Sunday, April 24, 2016
After decades at ‘supermax,’ Mexican cartel capo gets transfer
After nearly 20 years in the so-called federal “supermax,” where some of the nation’s most notorious inmates are kept, Garcia Abrego was recently transferred to a high-security penitentiary, according to federal records.
“It is like dying and going to heaven,” said Jack T. Donson, a consultant who retired from U.S. Bureau of Prisons. “It is definitely a positive thing” for an inmate.
Garcia Abrego, 71, who was the first cartel leader to make the FBI’s Ten Most Wanted Fugitives list, was convicted in 1996 by a federal jury in Houston.
U.S. District Judge Ewing Werlein Jr. gave him 11 life sentences in 1997 and fined him $128 million.
The high-security penitentiary is housed on the same sprawling complex in Colorado as the supermax but affords privileges and a new lifestyle that the supermax does not, according to a Bureau of Prisons handbook for inmates.
The former drug boss, who a generation ago took his cartel to the top of Mexico’s underworld, will now be able to interact with other prisoners.
He faces the possibility of a bunk bed and a cell mate, instead of what amounted to solitary confinement.
He will also be able to walk around the prison without wearing shackles and without having a guard escort, to mix with the prison’s general population, and to have access to places such as a chapel and gymnasium.
Meals will be taken at a dining hall rather than a cell.
Until the transfer, the capo once known for wearing baseball caps and Rolex watches did all his time in the prison nicknamed “supermax” for its tough security. It is home to the Unabomber Theodore Kaczynski, Boston Marathon bomber Dzhokhar Tsarnaev and former FBI agent Robert Hanssen, who was convicted of espionage.
Garcia Abrego’s Texas lawyers and the Bureau of Prisons declined to comment on the transfer.
The adjustment after so many years alone can be intense for an inmate, but Garcia Abrego should do fine, Donson said.

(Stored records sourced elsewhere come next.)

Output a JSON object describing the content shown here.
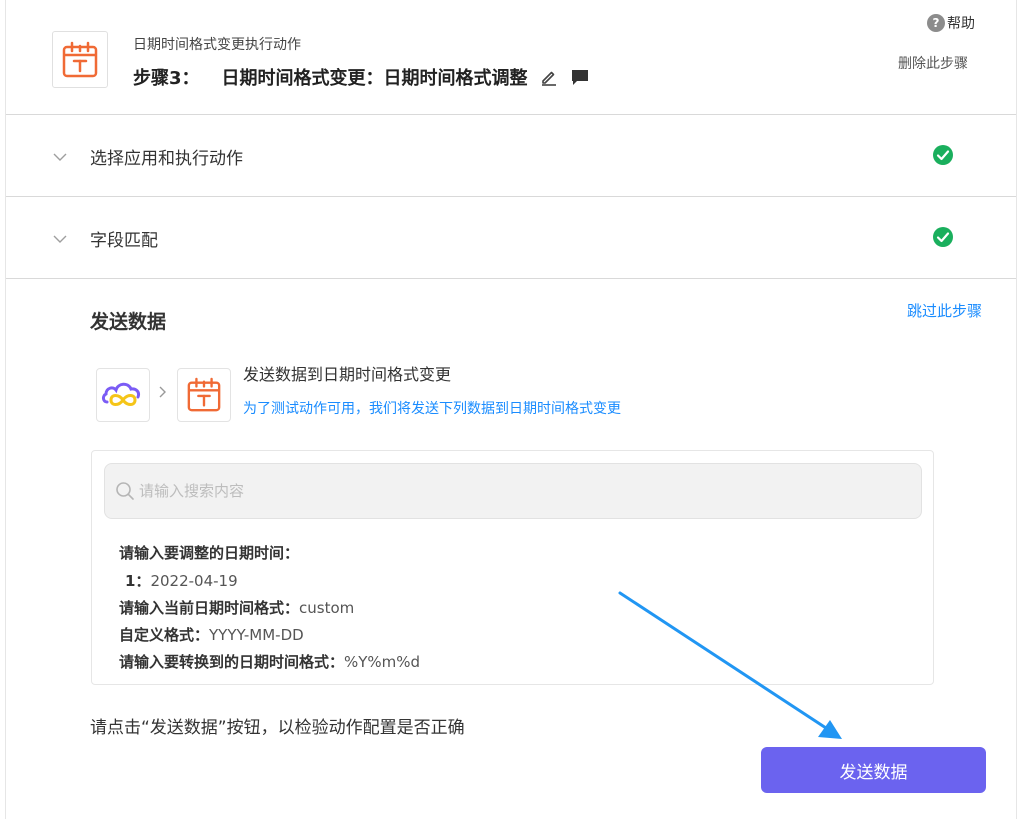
{
  "header": {
    "subtitle": "日期时间格式变更执行动作",
    "step_label": "步骤3：",
    "step_name": "日期时间格式变更：日期时间格式调整",
    "help_label": "帮助",
    "delete_label": "删除此步骤"
  },
  "sections": [
    {
      "label": "选择应用和执行动作",
      "status": "complete"
    },
    {
      "label": "字段匹配",
      "status": "complete"
    }
  ],
  "send_data": {
    "title": "发送数据",
    "skip_label": "跳过此步骤",
    "flow_title": "发送数据到日期时间格式变更",
    "flow_desc": "为了测试动作可用，我们将发送下列数据到日期时间格式变更",
    "search_placeholder": "请输入搜索内容",
    "fields": [
      {
        "key": "请输入要调整的日期时间：",
        "value": ""
      },
      {
        "key": "1：",
        "value": "2022-04-19"
      },
      {
        "key": "请输入当前日期时间格式：",
        "value": "custom"
      },
      {
        "key": "自定义格式：",
        "value": "YYYY-MM-DD"
      },
      {
        "key": "请输入要转换到的日期时间格式：",
        "value": "%Y%m%d"
      }
    ],
    "hint": "请点击“发送数据”按钮，以检验动作配置是否正确",
    "button_label": "发送数据"
  },
  "colors": {
    "accent": "#6b63ef",
    "link": "#1a8cff",
    "success": "#1aaf5d",
    "app_orange": "#f06a35",
    "annotation_arrow": "#2196f3"
  },
  "icons": {
    "app": "calendar-t-icon",
    "source_app": "cloud-infinity-logo",
    "edit": "pencil-icon",
    "comment": "comment-icon",
    "help": "question-circle-icon",
    "check": "check-circle-icon",
    "chevron": "chevron-down-icon",
    "search": "search-icon"
  }
}
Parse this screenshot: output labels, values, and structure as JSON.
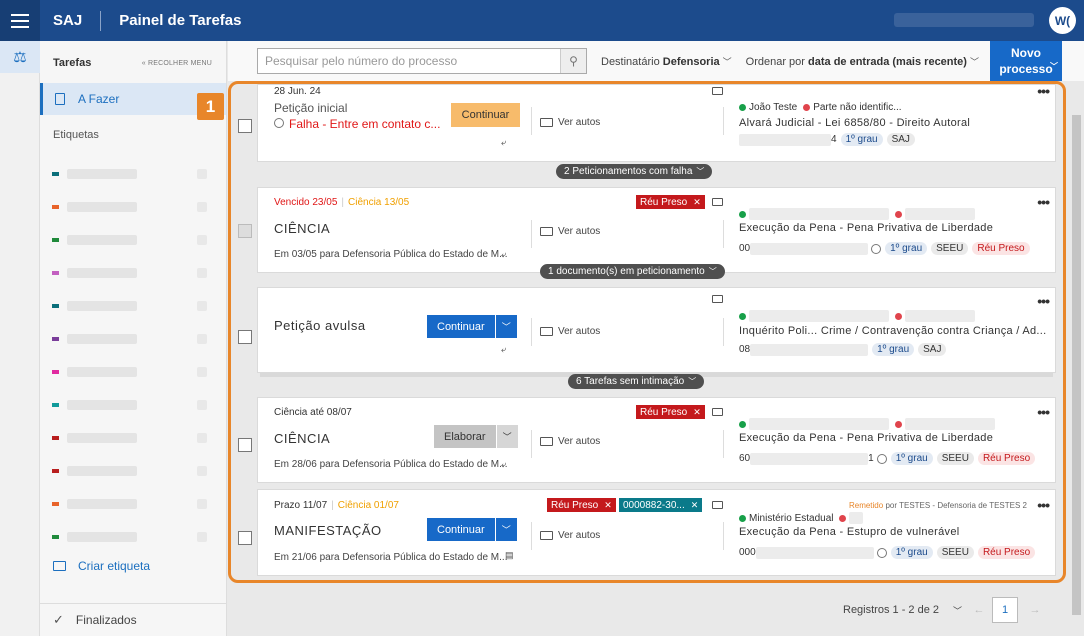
{
  "header": {
    "brand": "SAJ",
    "title": "Painel de Tarefas",
    "avatar": "W("
  },
  "sidebar": {
    "title": "Tarefas",
    "collapse_label": "« RECOLHER MENU",
    "todo_label": "A Fazer",
    "tags_label": "Etiquetas",
    "tag_colors": [
      "#0b6f7a",
      "#e8632a",
      "#1f8a3b",
      "#c25fc0",
      "#0b6f7a",
      "#7a3d9a",
      "#e02aa0",
      "#119a9a",
      "#b81e1e",
      "#b81e1e",
      "#e8632a",
      "#1f8a3b"
    ],
    "create_tag": "Criar etiqueta",
    "finalized": "Finalizados"
  },
  "toolbar": {
    "search_placeholder": "Pesquisar pelo número do processo",
    "dest_label": "Destinatário",
    "dest_value": "Defensoria",
    "order_label": "Ordenar por",
    "order_value": "data de entrada (mais recente)",
    "new_button": "Novo processo"
  },
  "highlight_badge": "1",
  "groups": {
    "g1": "2 Peticionamentos com falha",
    "g2": "1 documento(s) em peticionamento",
    "g3": "6 Tarefas sem intimação"
  },
  "cards": {
    "c1": {
      "date": "28 Jun. 24",
      "title": "Petição inicial",
      "error": "Falha - Entre em contato c...",
      "button": "Continuar",
      "autos": "Ver autos",
      "party1": "João Teste",
      "party2": "Parte não identific...",
      "subject": "Alvará Judicial - Lei 6858/80 - Direito Autoral",
      "num_tail": "4",
      "pill1": "1º grau",
      "pill2": "SAJ"
    },
    "c2": {
      "due": "Vencido 23/05",
      "ciencia": "Ciência 13/05",
      "badge": "Réu Preso",
      "title": "CIÊNCIA",
      "sub": "Em 03/05 para Defensoria Pública do Estado de M...",
      "autos": "Ver autos",
      "subject": "Execução da Pena - Pena Privativa de Liberdade",
      "num_head": "00",
      "pill1": "1º grau",
      "pill2": "SEEU",
      "pill3": "Réu Preso"
    },
    "c3": {
      "title": "Petição avulsa",
      "button": "Continuar",
      "autos": "Ver autos",
      "subject": "Inquérito Poli...  Crime / Contravenção contra Criança / Ad...",
      "num_head": "08",
      "pill1": "1º grau",
      "pill2": "SAJ"
    },
    "c4": {
      "due": "Ciência até 08/07",
      "badge": "Réu Preso",
      "title": "CIÊNCIA",
      "button": "Elaborar",
      "sub": "Em 28/06 para Defensoria Pública do Estado de M...",
      "autos": "Ver autos",
      "subject": "Execução da Pena - Pena Privativa de Liberdade",
      "num_head": "60",
      "num_tail": "1",
      "pill1": "1º grau",
      "pill2": "SEEU",
      "pill3": "Réu Preso"
    },
    "c5": {
      "due": "Prazo 11/07",
      "ciencia": "Ciência 01/07",
      "badge": "Réu Preso",
      "badge2": "0000882-30...",
      "title": "MANIFESTAÇÃO",
      "button": "Continuar",
      "sub": "Em 21/06 para Defensoria Pública do Estado de M...",
      "autos": "Ver autos",
      "remetido_label": "Remetido",
      "remetido": "por TESTES - Defensoria de TESTES 2",
      "party1": "Ministério Estadual",
      "subject": "Execução da Pena - Estupro de vulnerável",
      "num_head": "000",
      "pill1": "1º grau",
      "pill2": "SEEU",
      "pill3": "Réu Preso"
    }
  },
  "pager": {
    "records": "Registros 1 - 2 de 2",
    "page": "1"
  }
}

“This is a criminal subculture,” said Donson, who worked in the federal prison system for 23 years. “He is a high-level cartel guy; he will gravitate to whatever gang has a previously established relationship with his cartel, and my guess is he’ll be a rock star.”
Unlike many of today’s captured drug cartel leaders, Garcia Abrego was bound by old-school codes and did not pursue any deals at the time of his arrest that would have brought him leniency in exchange for sharing his secrets.